First Home Super Saver Scheme on the way

article header

The Australian senate has passed legislation for the First Home Super Saver Scheme, as part of the federal government’s efforts to provide relief for the nation’s housing affordability crisis. 

Under the scheme, from 1 July 2018, first home buyers will be able to withdraw voluntary superannuation contributions they’ve made since 1 July 2017, along with a deemed rate of earnings, to help buy their home.

According to the government, with each Australian able to deposit up to $30,000 (up to $15,000 a year within existing caps) into their super fund under the scheme, an eligible couple could potentially contribute up to $60,000 under the scheme, and accelerate their savings by at least 30%.

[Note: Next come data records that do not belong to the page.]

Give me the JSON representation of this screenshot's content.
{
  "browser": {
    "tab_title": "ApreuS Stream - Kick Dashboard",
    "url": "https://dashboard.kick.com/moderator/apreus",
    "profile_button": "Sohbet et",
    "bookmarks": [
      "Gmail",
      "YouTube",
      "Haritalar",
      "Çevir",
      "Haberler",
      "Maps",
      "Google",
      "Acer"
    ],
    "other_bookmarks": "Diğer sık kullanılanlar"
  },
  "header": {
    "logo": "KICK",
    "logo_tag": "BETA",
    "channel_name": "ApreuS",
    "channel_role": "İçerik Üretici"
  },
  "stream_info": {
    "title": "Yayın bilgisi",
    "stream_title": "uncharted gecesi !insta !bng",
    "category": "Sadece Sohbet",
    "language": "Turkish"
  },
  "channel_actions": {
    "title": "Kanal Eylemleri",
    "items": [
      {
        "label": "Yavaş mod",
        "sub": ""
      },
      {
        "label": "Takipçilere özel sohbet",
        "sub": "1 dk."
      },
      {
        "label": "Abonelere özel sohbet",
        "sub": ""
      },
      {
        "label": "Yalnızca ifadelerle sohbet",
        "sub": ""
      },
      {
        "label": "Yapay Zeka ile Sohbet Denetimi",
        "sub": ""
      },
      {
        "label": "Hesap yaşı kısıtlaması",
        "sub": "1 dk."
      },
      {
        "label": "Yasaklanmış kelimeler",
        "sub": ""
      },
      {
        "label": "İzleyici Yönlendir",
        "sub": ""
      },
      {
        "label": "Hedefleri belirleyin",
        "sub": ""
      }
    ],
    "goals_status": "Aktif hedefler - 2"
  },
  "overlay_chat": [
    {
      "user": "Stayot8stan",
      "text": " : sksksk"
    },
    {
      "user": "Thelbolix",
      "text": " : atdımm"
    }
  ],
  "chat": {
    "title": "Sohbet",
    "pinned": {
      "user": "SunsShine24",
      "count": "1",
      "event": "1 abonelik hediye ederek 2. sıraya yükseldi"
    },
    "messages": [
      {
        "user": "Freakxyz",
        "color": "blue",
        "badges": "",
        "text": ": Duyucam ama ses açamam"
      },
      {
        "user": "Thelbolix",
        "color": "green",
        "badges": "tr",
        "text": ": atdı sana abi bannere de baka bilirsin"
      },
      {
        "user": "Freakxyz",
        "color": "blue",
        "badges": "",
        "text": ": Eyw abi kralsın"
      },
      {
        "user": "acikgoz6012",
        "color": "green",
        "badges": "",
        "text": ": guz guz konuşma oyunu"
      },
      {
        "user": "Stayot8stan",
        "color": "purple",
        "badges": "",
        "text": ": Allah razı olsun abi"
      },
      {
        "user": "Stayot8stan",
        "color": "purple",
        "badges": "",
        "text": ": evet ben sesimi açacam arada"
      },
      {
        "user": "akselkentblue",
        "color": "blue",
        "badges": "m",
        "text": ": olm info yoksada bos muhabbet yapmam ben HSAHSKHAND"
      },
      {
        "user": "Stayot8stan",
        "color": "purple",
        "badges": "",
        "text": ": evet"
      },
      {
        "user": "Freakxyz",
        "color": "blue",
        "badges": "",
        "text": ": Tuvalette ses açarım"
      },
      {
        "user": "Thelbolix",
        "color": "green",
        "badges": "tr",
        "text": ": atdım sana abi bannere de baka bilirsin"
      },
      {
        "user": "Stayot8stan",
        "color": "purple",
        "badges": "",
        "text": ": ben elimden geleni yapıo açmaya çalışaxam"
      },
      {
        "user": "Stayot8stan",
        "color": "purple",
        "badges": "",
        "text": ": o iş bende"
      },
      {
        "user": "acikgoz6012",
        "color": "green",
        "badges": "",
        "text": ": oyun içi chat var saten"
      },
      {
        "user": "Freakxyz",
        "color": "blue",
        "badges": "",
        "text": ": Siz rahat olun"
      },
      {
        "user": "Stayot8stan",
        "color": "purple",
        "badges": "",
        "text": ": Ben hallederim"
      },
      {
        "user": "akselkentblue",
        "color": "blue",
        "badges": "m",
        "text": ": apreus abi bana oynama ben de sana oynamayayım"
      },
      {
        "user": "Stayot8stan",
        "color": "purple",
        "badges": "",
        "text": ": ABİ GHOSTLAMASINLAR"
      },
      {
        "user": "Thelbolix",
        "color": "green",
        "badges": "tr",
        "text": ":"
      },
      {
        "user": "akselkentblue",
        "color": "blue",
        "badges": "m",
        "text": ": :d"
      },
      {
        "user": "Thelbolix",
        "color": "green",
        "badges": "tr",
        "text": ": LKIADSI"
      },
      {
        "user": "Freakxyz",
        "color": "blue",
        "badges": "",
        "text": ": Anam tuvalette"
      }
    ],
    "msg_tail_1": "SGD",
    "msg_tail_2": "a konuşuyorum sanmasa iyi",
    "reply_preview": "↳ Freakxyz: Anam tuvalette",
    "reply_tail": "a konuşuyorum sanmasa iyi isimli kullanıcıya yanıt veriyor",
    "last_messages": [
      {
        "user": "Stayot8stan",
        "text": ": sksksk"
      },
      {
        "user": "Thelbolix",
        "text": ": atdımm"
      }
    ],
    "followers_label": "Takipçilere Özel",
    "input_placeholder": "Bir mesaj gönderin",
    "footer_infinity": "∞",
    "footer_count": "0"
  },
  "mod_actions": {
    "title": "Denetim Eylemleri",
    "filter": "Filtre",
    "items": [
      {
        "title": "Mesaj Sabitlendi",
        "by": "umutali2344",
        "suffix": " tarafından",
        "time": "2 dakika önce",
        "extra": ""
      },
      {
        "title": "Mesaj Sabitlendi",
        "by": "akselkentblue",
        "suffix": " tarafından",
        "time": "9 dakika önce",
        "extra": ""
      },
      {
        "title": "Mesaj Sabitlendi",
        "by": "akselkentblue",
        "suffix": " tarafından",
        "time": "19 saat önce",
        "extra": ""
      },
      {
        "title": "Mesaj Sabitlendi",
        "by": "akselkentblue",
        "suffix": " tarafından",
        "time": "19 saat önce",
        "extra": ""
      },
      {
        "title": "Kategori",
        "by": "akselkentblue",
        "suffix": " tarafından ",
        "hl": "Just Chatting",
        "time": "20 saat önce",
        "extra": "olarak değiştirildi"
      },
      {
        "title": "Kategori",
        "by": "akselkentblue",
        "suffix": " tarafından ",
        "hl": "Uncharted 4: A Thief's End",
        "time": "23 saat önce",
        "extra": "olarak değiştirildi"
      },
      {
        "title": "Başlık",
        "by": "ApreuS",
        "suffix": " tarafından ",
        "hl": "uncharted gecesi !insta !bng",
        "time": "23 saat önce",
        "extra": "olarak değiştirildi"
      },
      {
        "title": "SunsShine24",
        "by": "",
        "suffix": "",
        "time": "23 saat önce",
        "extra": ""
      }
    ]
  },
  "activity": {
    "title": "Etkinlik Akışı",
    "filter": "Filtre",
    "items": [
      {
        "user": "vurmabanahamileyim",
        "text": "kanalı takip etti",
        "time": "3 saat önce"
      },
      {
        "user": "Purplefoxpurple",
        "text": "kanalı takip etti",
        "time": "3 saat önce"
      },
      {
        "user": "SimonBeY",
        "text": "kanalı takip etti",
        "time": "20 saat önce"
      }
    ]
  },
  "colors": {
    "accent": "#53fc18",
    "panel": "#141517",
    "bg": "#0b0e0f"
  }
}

As well as helping first home buyers save for a deposit, the scheme is also designed to help improve the supply of family homes for sale, by encouraging Australian retirees with empty nests to sell and downsize with the incentive of bonus super savings.

From 1 July 2018 when individuals aged 65 and over sell a home they have owned for at least 10 years, they may contribute up to $300,000 ($600,000 for couples) from the proceeds into their superannuation accounts.

The scheme has not gone without criticism, with Industry Super Australia arguing that the scheme “would offer limited benefit to first home savers and threaten retirement savings,” potentially deteriorating the super assets of Australians, and even drive up housing demand to the point where first home buyers are locked out of the market or saddled with crippling debt.


^Words such as "top", "best", "cheapest" or "lowest" are not a recommendation or rating of products. This page compares a range of products from selected providers and not all products or providers are included in the comparison. There is no such thing as a 'one- size-fits-all' financial product. The best loan, credit card, superannuation account or bank account for you might not be the best choice for someone else. Before selecting any financial product you should read the fine print carefully, including the product disclosure statement, fact sheet or terms and conditions document and obtain professional financial advice on whether a product is right for you and your finances.

Compare your product with the big 4 banks, or add more products to compare
As seen on